> What this task involves: Only lines with the word "expander" belong in the answer; copy them from the records below.

(Excerpts from an interface dataset)
━━━━

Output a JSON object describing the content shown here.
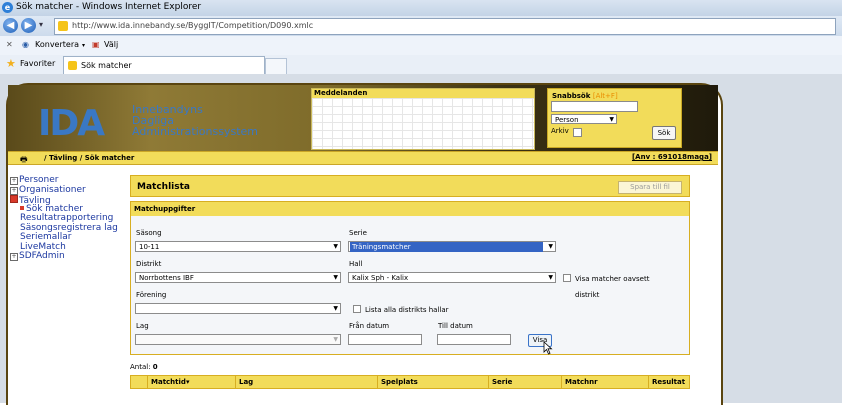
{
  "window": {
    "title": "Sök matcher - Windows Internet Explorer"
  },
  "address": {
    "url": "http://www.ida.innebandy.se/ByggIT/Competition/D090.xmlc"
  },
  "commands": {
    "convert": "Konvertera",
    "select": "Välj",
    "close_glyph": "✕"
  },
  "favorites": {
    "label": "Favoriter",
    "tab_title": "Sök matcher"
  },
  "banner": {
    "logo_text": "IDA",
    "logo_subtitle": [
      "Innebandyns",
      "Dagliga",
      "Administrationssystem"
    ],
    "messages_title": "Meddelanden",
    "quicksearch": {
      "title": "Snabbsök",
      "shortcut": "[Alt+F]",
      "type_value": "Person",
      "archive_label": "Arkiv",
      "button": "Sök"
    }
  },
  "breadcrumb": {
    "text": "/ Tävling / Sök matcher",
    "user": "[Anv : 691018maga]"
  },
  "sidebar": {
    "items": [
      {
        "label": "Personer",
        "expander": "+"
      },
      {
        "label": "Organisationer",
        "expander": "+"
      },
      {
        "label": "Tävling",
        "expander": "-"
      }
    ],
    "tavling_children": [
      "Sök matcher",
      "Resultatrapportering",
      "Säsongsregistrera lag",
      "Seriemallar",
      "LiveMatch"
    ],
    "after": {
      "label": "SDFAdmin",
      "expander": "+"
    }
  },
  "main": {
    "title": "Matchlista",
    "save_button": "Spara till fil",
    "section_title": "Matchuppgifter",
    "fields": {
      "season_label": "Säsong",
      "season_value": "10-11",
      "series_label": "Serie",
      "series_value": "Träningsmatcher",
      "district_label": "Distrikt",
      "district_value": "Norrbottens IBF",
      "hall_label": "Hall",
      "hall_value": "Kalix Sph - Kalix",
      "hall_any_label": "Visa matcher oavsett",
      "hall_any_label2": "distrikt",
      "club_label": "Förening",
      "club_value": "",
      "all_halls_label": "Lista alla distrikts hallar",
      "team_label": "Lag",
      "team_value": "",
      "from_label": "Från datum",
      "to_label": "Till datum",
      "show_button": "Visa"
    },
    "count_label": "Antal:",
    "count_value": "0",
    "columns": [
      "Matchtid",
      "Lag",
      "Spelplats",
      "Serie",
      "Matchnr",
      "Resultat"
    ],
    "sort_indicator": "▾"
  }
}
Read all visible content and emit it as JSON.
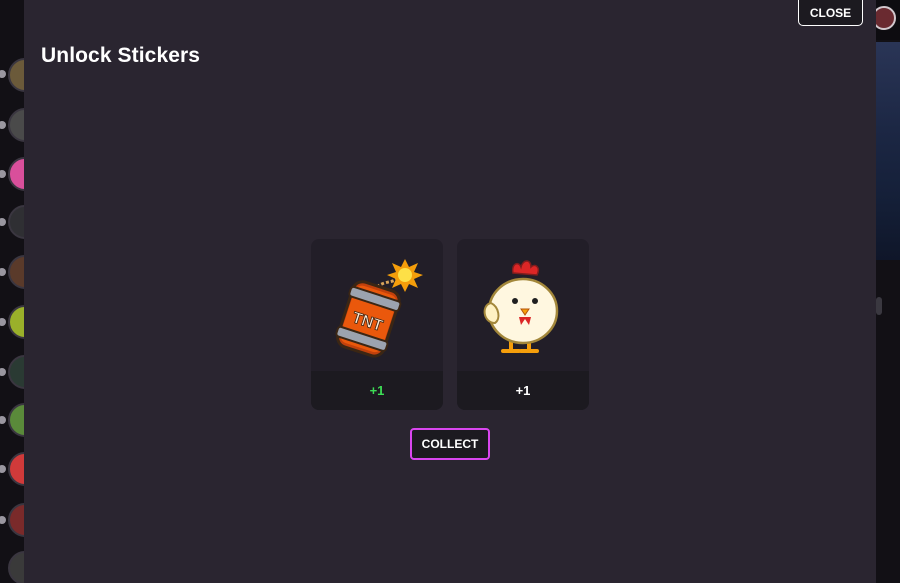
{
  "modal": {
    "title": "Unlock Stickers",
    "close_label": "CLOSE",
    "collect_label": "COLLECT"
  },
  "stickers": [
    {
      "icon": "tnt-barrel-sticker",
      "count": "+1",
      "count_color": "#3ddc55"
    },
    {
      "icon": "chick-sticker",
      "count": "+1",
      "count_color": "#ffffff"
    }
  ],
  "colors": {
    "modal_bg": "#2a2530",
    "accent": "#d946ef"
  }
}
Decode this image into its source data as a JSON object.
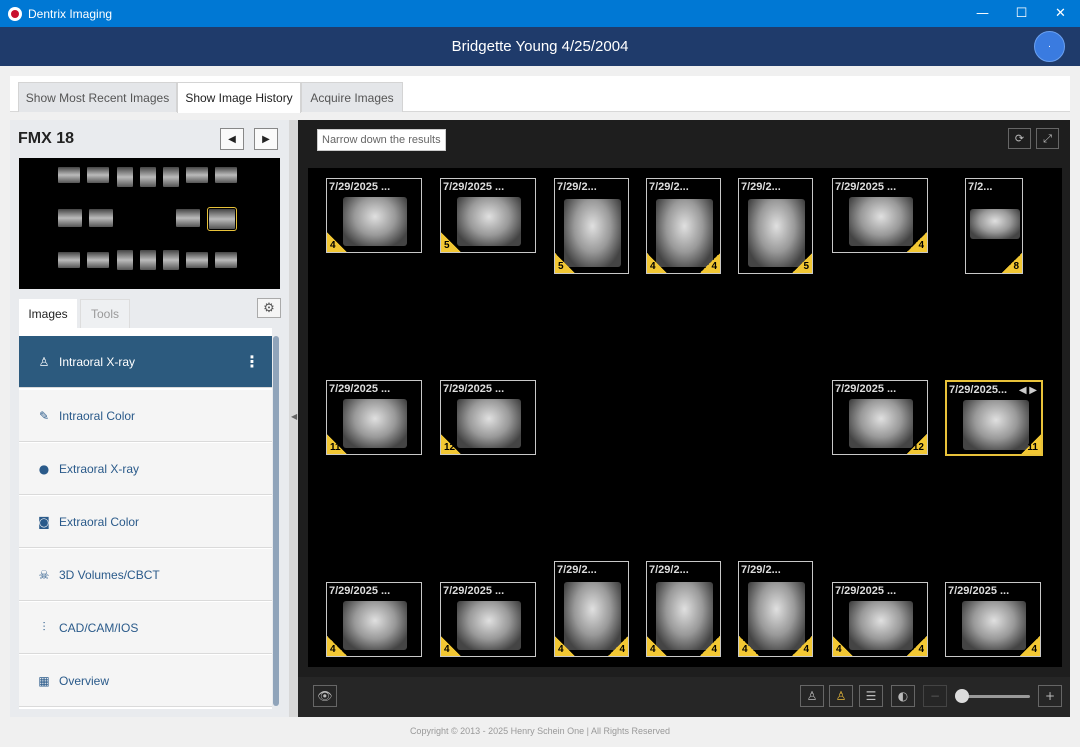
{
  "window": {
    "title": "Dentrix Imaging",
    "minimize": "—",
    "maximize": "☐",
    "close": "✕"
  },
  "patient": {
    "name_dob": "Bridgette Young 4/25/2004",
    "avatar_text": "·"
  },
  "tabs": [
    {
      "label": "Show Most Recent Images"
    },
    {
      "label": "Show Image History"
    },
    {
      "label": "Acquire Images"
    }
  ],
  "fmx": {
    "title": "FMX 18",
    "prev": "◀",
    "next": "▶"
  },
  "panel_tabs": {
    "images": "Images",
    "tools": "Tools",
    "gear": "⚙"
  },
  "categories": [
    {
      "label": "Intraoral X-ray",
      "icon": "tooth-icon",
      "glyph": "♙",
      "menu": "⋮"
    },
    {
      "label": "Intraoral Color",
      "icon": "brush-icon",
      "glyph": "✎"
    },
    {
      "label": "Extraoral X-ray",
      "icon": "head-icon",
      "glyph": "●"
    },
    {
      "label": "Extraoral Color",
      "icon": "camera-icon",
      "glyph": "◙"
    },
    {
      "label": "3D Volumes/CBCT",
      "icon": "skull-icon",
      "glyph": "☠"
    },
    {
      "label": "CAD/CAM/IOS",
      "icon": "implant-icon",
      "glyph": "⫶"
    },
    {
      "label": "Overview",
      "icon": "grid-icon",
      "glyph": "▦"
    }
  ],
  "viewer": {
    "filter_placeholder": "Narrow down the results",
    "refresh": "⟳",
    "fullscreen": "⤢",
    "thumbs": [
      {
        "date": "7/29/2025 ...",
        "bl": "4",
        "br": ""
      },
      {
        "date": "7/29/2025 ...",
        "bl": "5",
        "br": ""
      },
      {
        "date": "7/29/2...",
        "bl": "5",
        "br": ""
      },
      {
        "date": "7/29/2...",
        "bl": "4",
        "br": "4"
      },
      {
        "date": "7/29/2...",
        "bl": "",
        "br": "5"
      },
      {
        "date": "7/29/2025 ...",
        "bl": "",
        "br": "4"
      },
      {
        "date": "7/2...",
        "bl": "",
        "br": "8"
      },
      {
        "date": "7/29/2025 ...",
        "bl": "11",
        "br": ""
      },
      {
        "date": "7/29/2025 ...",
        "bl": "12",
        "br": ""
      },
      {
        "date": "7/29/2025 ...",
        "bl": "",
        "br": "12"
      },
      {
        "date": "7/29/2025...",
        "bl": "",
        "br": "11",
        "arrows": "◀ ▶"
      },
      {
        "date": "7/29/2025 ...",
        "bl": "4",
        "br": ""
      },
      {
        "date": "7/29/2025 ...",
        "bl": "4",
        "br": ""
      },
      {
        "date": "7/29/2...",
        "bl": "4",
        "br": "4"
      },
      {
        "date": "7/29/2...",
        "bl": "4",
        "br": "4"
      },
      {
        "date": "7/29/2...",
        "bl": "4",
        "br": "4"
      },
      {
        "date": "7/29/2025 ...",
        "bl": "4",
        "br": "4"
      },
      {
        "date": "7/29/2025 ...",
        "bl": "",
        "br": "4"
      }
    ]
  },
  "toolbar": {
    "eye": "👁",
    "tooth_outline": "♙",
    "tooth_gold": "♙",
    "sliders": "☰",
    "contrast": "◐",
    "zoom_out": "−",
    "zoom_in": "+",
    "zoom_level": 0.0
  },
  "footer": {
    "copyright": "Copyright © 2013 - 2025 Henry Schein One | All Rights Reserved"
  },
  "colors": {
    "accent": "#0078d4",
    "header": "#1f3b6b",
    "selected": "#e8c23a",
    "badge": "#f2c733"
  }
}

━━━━

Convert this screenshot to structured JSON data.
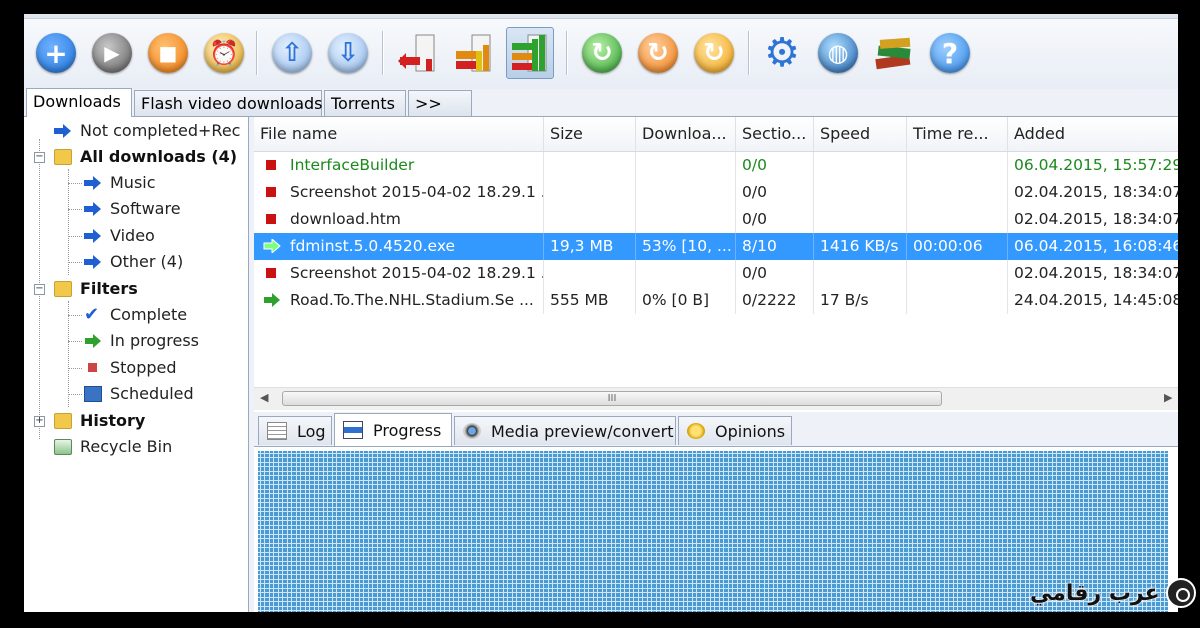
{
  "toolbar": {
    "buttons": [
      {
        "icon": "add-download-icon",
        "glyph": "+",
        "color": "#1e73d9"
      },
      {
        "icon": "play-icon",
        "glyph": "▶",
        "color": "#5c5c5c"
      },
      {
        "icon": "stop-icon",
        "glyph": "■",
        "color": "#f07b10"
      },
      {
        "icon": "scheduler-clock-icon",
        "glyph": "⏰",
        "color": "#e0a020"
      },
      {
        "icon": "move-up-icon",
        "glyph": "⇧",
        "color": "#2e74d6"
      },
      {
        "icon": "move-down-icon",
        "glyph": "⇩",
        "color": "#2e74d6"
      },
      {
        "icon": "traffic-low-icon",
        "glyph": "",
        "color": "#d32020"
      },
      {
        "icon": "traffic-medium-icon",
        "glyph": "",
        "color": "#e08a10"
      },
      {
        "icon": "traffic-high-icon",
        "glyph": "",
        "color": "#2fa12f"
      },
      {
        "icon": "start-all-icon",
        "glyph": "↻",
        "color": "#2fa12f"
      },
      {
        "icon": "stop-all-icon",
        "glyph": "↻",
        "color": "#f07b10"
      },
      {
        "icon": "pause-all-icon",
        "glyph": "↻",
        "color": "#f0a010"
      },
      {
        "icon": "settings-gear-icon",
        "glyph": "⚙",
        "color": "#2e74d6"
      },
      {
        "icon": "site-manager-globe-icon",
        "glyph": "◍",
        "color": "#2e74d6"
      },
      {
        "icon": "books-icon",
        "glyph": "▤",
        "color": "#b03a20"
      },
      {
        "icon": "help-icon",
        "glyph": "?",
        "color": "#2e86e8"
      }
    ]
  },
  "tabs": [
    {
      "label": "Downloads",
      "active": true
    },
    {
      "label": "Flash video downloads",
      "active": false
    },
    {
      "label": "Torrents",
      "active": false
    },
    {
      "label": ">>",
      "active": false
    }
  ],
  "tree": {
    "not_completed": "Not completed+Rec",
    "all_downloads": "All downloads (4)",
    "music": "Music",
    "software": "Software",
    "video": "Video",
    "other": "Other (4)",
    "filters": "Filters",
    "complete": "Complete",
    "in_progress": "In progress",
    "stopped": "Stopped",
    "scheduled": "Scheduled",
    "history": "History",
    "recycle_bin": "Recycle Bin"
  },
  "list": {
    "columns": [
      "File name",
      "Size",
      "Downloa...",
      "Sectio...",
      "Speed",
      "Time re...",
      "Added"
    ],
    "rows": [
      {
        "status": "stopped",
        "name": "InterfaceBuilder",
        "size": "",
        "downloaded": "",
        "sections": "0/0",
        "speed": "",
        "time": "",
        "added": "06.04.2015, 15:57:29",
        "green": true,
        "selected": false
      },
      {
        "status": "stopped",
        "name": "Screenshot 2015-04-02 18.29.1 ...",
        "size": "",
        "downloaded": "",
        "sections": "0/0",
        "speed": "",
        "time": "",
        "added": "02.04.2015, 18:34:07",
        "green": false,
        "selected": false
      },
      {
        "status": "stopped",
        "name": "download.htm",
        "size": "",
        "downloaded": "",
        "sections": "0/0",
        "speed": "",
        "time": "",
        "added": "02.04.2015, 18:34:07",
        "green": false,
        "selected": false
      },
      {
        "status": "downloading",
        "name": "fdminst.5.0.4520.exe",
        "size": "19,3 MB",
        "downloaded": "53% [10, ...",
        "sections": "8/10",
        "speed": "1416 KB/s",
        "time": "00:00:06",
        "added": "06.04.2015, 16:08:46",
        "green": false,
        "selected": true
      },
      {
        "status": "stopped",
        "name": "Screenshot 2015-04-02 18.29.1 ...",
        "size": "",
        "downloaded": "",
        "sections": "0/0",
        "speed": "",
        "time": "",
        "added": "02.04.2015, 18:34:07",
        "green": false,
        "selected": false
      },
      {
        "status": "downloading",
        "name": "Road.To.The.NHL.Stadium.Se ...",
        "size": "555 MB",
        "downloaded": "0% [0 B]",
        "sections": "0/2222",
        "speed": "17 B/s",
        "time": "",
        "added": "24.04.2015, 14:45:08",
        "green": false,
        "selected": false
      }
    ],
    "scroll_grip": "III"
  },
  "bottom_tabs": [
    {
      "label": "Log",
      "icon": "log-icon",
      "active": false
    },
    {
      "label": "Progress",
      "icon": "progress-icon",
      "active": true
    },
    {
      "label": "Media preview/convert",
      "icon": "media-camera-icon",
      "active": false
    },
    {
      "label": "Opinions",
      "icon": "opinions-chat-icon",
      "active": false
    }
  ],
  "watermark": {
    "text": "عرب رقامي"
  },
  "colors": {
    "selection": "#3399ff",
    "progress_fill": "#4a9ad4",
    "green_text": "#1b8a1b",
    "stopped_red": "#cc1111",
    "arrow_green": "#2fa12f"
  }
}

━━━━

> Finished exercise:
        "expander": "+"
        "expander": "+"
        "expander": "-"
      "expander": "+"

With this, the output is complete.